#### GIVEN DATA

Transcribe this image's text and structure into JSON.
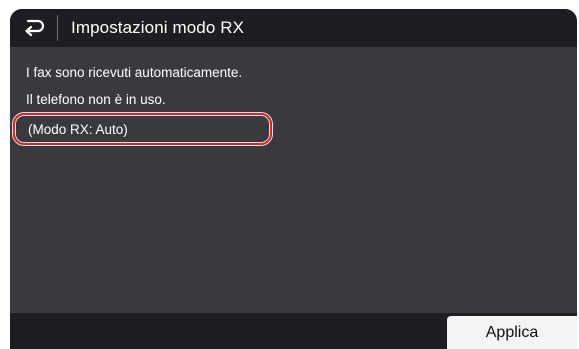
{
  "header": {
    "title": "Impostazioni modo RX",
    "back_icon": "back-arrow-icon"
  },
  "content": {
    "lines": [
      "I fax sono ricevuti automaticamente.",
      "Il telefono non è in uso.",
      "(Modo RX: Auto)"
    ],
    "highlight_color": "#d9262c"
  },
  "footer": {
    "apply_label": "Applica"
  },
  "colors": {
    "screen_background": "#383a3e",
    "bar_background": "#1d1e21",
    "text": "#ffffff"
  }
}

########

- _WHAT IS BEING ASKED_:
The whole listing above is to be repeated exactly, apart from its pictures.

- _SOLVED EXERCISE_:
Transcribe this image's text and structure into JSON.
{
  "header": {
    "title": "Impostazioni modo RX",
    "back_icon": "back-arrow-icon"
  },
  "content": {
    "lines": [
      "I fax sono ricevuti automaticamente.",
      "Il telefono non è in uso.",
      "(Modo RX: Auto)"
    ],
    "highlight_color": "#d9262c"
  },
  "footer": {
    "apply_label": "Applica"
  },
  "colors": {
    "screen_background": "#383a3e",
    "bar_background": "#1d1e21",
    "text": "#ffffff"
  }
}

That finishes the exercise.